Image Credits:
House Chambers during a State of the Union Address
LA Times
The Planet (see others here)

11 replies »

  1. Sure! The geared turbofan is good news, and if people are going to move away from the coastlines (and flood plains) of their own accord due to high insurance rates, then that’s good news too – fewer people to be dislocated if the feds have to condemn entire coastal towns.

    I do try to mix the good or ambivalent stuff in with the bad stuff – it’s just that some weeks there’s more bad news than good, and other weeks I figure pointing out banalities (like the House’s resolution) is more important than throwing in a feel-good story.

    Like the fact that an ethanol plant is going to be testing, at commercial scale, carbon sequestration in a saline aquifer that could store a century’s worth of emissions from the entire midwest. That’ll be next week if I can fit it in.

  2. So the moral of the $200/bbl oil story is that change is coming…whether we want it or not. Every ending is a new beginning; death begets life. While we should have been proactive about preparing ourselves for the end of cheap oil a long time ago, we can still alleviate some of the worst upheavals if we get down to business now. Unfortunately, i fear that we will sit around and hope that things get “better” (i.e. return to the past). When they don’t we’ll don the sackcloth and scatter the ashes.

    By the way, Brian, did you catch last week’s “Technology Quarterly” in the Economist? It proposed that the future of alternative energy is much closer than we think. Of course this week’s article about not extending solar tax credits kind of took the wind out of those sails.

  3. Pingback:
  4. Brian, are you keeping up with the frequent Conoco announcement to do with the land in Louisville?
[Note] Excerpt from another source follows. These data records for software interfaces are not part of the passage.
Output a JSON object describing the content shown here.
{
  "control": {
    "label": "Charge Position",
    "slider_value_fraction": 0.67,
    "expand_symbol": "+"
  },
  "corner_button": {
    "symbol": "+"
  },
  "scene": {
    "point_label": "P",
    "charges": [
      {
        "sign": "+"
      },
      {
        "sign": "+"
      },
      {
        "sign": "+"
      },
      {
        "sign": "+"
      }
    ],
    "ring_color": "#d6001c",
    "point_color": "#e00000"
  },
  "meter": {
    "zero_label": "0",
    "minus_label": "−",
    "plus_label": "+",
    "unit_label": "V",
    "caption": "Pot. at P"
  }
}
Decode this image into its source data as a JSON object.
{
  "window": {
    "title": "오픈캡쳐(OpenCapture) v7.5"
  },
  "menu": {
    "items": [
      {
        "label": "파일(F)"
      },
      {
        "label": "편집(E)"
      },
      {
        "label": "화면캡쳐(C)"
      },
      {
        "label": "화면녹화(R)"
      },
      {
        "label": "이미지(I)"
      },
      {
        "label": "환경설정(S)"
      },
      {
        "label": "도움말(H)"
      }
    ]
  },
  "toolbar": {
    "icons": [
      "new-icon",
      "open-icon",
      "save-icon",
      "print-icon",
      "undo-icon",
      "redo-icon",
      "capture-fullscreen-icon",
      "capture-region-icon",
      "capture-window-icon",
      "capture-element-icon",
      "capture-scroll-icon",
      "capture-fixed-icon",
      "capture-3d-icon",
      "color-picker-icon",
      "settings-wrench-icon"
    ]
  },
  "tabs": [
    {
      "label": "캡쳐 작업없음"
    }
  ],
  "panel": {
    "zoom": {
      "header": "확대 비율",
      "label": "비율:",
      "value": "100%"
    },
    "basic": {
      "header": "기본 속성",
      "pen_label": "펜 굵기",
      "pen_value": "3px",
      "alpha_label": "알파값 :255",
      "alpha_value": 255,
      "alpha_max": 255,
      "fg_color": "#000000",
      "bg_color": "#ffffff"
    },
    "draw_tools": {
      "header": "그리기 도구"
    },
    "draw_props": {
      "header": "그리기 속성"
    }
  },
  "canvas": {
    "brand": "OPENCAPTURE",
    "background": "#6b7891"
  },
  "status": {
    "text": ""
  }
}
Latest is that they’re teaming up with CU Boulder, CSU, NREL, and School of mines to examine turning algae into fuel. Daily Camera link

  5. Oil is in a bull market, pure and simple. The author makes a realistic scenario of what could happen to the economy with $200/bbl oil. It is up to the individual to realize that what is going to happen, and that they should position themselves accordingly. One needs to be proactive in their self preservation, as it’s every man for himself.


  6. As far as good news, the LA Times story you cite ends:

    “More carpooling, fewer people on the freeways, more telecommuting — in many ways, what would happen is what people have been trying to make happen for a long time,” USC’s Gilligan said.

    Nobody said evolution would be painless.

  7. This idea that there is both a buyer and a seller and that prevents a bubble is pretty laughable.
    The Tulip bubble had both buyers and sellers, as did the south seas bubble and, more recently the housing bubble.
    The fact is that since the ICE, an unregulated futures market, has come on stream, the old position limits on speculators no longer apply. Thus, the amount of speculative funds in oil futures has grown from about $20 billion to $260 billion in just 2-3 years.
    If so much extra money is chasing roughly the same amount of oil – how can the price NOT go up?